Jungian Criticism Show more Show less
The purpose of this kind of criticism is to show how great literature is inundated with archetypes.
< (4 of 4)
Carl Jung's interpretation of art
Even though Jung is sometimes referred to as a psychoanalyst (since he was a student of Freud), his final account of depth psychology diverges from psychoanalysis. Jungian criticism of literature is wholly different to psychoanalytic criticism of literature.
In his theory of psychology, Jung emphasizes something he calls the collective unconscious, which is where humanity’s “racial memories” and “archetypes” reside. Archetypes are primeval images, ideas, and experiences that come up in every culture. For Jung, great works of literature are illustrations of the archetypes of the collective unconscious. A great author understands the archetypes of the collective unconscious and expresses them with wisdom. Knowledge of archetypes will, Jung argues, invigorate the reader’s psyche and propel him or her along the path of self-realization. Writing that is infused with archetypal figures, patterns, and ideas can help individuals attain self-realization (or self-integration) and thus maintain good mental and emotional states. Literature, and art in general, allows human beings to become consciously aware of archetypes, which are quintessentially unconscious entities. Myths and dreams also allow human beings to become consciously aware of archetypes. Jung identified four archetypes of particular importance: the shadow, the anima/animus, the persona, and the self. Different myths and works of art illustrate these archetypes. Consider the shadow archetype, for example. One’s shadow is the often-unrecognized dark side of one’s personality—the aspect of one’s personality that one wants to hide. An evil figure, such as Satan, illustrates this archetype in literature. The goal of Jungian criticism is to find such archetypes in literature, explain their representation, and examine how such representations illuminate the distinct qualities of each archetype.

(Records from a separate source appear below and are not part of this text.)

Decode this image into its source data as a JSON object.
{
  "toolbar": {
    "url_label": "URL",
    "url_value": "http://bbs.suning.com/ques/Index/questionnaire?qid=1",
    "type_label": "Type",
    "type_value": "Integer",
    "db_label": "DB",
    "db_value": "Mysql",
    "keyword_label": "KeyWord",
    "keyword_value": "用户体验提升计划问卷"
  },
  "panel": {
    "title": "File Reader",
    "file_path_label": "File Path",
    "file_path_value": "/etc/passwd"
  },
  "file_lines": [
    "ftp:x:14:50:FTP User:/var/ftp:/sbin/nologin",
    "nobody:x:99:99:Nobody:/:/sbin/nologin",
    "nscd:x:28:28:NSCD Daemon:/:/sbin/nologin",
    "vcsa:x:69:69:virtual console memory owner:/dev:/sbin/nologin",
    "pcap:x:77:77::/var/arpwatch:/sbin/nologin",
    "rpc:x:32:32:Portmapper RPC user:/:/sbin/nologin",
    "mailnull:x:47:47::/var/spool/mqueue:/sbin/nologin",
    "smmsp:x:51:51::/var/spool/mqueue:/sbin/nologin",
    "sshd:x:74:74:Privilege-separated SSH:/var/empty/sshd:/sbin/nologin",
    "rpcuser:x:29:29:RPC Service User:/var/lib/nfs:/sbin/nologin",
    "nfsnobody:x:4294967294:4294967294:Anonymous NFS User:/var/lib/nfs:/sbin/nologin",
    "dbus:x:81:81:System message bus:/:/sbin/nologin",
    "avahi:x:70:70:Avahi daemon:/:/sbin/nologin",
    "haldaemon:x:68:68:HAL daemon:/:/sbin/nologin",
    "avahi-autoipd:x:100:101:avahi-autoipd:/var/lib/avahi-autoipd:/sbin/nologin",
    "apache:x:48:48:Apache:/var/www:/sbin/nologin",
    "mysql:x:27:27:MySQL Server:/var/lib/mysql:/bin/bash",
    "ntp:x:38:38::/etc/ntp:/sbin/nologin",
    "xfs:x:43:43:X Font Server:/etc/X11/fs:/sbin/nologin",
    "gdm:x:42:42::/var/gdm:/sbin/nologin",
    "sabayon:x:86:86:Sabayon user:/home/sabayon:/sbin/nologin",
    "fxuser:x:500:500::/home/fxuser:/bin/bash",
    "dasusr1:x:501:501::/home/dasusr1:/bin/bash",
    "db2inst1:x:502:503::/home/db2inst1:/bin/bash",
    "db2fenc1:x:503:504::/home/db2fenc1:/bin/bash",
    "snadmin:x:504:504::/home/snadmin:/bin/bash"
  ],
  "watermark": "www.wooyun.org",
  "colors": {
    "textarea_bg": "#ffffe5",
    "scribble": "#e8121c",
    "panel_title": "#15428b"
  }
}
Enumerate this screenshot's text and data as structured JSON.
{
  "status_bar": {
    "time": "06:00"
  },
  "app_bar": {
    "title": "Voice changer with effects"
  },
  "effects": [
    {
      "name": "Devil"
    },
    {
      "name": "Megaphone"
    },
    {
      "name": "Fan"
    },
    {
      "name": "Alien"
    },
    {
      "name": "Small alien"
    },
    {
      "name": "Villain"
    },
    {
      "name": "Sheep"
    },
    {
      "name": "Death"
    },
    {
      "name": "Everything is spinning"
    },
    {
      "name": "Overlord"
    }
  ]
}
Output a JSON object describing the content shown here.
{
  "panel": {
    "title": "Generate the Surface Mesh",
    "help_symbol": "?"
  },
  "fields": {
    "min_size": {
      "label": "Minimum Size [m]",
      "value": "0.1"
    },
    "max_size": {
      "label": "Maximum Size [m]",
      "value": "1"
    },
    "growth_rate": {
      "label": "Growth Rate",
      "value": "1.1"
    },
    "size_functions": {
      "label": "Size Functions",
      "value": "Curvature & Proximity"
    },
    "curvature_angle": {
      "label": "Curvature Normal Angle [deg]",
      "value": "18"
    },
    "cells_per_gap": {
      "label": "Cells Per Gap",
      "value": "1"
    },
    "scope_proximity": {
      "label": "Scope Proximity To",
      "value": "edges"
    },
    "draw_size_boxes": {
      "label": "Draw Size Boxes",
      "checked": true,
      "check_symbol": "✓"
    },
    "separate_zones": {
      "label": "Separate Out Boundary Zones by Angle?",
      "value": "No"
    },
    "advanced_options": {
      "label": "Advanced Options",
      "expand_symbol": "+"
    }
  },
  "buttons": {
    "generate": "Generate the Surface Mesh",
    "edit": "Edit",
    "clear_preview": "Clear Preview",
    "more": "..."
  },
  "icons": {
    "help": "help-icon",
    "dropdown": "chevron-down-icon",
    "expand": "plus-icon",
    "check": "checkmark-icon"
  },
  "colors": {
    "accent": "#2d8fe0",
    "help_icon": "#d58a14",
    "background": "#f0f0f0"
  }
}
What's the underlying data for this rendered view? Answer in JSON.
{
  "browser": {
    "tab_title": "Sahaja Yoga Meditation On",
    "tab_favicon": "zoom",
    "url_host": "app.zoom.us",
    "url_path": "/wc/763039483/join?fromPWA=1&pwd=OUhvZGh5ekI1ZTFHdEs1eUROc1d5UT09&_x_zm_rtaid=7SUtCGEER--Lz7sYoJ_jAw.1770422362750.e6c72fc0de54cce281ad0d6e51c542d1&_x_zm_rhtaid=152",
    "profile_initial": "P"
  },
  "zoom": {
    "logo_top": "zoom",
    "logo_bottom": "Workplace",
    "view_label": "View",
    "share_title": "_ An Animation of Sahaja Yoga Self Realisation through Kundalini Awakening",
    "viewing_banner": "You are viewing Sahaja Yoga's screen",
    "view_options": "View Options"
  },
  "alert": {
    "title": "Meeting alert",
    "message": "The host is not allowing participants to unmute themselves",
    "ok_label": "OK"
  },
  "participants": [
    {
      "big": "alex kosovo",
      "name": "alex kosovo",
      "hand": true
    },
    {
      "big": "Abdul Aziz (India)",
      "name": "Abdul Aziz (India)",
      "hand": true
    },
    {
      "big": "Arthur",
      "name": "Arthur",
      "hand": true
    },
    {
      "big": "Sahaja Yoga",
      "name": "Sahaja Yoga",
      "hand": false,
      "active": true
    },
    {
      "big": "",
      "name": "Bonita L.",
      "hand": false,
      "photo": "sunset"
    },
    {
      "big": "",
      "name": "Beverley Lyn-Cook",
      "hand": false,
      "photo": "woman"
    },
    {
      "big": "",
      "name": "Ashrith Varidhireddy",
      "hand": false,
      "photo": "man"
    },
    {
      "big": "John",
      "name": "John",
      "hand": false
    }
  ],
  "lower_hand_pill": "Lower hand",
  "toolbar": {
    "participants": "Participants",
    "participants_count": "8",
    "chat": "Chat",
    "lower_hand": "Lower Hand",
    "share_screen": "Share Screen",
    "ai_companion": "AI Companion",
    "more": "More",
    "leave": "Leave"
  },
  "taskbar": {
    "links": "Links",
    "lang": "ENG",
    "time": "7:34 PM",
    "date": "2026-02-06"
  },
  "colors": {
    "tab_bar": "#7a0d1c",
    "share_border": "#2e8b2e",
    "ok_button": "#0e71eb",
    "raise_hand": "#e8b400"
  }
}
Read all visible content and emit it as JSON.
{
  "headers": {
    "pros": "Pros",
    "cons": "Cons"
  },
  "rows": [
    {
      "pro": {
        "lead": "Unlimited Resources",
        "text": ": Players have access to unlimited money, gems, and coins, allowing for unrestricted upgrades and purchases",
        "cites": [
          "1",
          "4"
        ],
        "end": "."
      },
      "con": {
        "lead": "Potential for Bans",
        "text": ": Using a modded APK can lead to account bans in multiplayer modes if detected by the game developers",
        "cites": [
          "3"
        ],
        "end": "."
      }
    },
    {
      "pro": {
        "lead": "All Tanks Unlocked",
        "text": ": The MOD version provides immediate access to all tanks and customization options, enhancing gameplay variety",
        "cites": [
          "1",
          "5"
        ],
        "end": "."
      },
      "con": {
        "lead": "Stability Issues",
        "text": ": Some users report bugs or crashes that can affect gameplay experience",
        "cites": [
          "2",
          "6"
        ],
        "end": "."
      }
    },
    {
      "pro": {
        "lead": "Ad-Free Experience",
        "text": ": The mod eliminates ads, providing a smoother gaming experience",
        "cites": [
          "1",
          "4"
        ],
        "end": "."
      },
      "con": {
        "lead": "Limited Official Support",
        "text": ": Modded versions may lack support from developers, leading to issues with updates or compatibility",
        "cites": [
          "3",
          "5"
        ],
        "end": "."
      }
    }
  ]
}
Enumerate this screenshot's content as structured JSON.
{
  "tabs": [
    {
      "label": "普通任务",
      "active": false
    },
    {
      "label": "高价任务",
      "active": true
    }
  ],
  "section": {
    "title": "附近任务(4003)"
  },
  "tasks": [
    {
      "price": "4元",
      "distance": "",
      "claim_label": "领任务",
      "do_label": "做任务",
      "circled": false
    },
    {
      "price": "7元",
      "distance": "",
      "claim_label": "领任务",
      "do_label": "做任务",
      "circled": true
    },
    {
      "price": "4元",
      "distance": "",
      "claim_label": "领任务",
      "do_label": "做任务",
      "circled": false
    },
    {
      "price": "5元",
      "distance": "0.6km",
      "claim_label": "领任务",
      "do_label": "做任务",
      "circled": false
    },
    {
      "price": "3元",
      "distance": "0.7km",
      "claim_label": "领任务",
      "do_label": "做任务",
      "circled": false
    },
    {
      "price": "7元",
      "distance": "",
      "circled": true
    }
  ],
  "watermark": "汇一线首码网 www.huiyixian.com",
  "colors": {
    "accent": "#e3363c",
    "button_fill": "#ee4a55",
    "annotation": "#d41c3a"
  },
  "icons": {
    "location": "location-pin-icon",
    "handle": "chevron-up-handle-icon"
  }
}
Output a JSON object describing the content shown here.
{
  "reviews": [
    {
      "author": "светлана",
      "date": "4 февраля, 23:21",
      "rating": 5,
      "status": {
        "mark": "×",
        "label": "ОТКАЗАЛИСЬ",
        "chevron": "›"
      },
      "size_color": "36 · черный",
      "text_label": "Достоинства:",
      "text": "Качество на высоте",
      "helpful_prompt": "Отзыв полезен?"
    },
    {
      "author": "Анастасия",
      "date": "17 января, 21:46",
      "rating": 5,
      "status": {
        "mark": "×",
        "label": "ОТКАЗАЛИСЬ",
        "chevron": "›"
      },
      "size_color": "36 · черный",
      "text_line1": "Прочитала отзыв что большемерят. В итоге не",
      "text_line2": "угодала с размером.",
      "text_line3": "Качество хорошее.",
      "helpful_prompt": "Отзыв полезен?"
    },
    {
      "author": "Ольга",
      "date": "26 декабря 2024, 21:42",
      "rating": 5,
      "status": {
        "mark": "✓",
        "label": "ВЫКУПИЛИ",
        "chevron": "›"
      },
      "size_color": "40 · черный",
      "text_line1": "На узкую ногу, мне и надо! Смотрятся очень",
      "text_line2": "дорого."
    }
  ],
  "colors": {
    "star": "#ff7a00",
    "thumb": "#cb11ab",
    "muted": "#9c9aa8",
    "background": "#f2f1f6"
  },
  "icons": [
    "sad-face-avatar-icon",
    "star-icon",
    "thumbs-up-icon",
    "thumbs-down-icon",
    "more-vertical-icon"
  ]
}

One argument against Jungian criticism of literature is that literature is much more than a means of representing archetypes.  In trying to find archetypal representations and images in a literary work, one can easily neglect its aesthetic and rhetorical greatness. The search for archetypes can cloud one from seeing the work for what it is, which is art. Jungian criticism of literature cannot provide a full interpretation of any literary work; it must be used alongside other forms of literary criticism that focus on the linguistic, aesthetic, and cultural value of the work. Many literary critics argue that there is no Jungian school of literary criticism.  The interpretive goal of finding archetypes from the collective unconscious within a story or poem comes from Jung's psychology, but Jung himself was not a literary critic. There are some Jungian literary critics like Bettina Knapp and Edward Eddinger, but not enough to create a school of literary criticism.
Rejecting the premises